Janet Littlecrow of Oklahoma,
has responded to our article on Seminole costumes
and crafts with additional information from her expereience. While she claims to be
"no expert," who of us is? We reprint her comments here with her permission.
"Seminole and Miccosuki
(sic?) fashions before the advent of foot-treddle powered
sewing machines were much like Creek dress at the time, thin horizontal bands of
fabric sewn together in colorful combinations.
For anyone who has ever done Seminole style patchwork, it's easy to understand
why this began only after the coming of sewing machines. Some of the designs were
orginally based on colorful featherwork designs that were popular among
southeastern Indians in earlier (better) times. The earliest designs were very simple,
but have progressed to unbelieveablely complicated designs today. The best work
is normally only made for family members to wear during annual Green Corn ceremonies,
not for the tourist market. Many of the designs have names, and some represent clans
within the tribe. Today, the bottom band on the skirts is often a clan design to identify
the clan relationship of the wearer, but this was not always true.
The earliest flounced tops were made to keep the sun off of the shoulders and for
decoration, and much to the dismay of missionairies, often didn't cover the women's
breasts. Our southeastern tribes generally didn't practice modern modesty standards
before the coming of missionaries, and summertime heat and humidity was as unbearable
then as now. The body of the flounce shirts started becoming full blouses after white
contact increased. With the invention of sheer rayon fabrics in the 1940's, the cape
blouse became popular, because they were cool but still kept the flies and mosquitos
off of the wearer. A cotton tank top or t-shirt is normally worn under the sheer capes.
Today's Oklahoma Seminole ladies skirts and capes often incorporate metalic lame'
fabrics, and I've even seen a skirt made with flourescent fabric accent colors. I haven't
seen any men's jackets made with these fabrics yet, but we haven't attended any events
down in Seminole country yet this year. A recent Seminole Color Guard princess had a
very culturally-appropriate Seminole outfit made with camoflauge print fabric as the main
fabric. Some of the older flounce blouse styles have started to reappear at events, and
I've had several inquiries about making one based on old photos. Indians have always
used whatever beautiful things they find in the white world, and nothing has changed.
Metalic and flourescent fabrics are popular today, especially with the young people.

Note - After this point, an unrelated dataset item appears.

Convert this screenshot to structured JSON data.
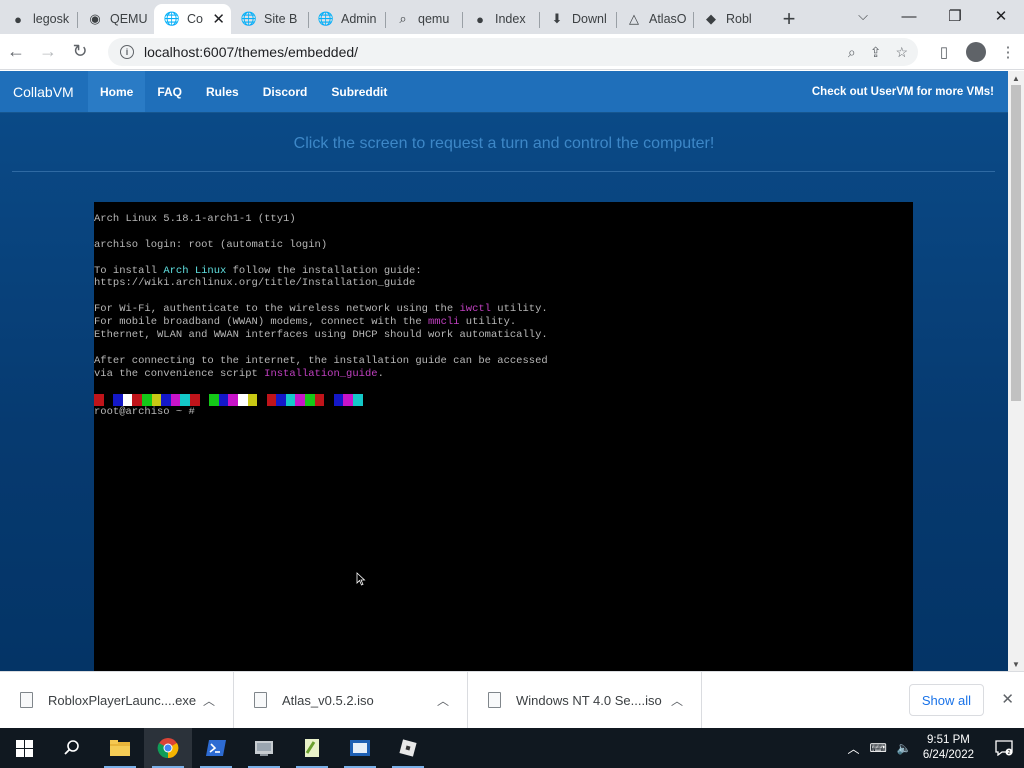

For those purists out there who don't like it (yes we've run into some white people
who try to tell Indians how to be Indian) I can only say that ours is a living culture,
Copyright 2005 Aboriginals: Art of the First Person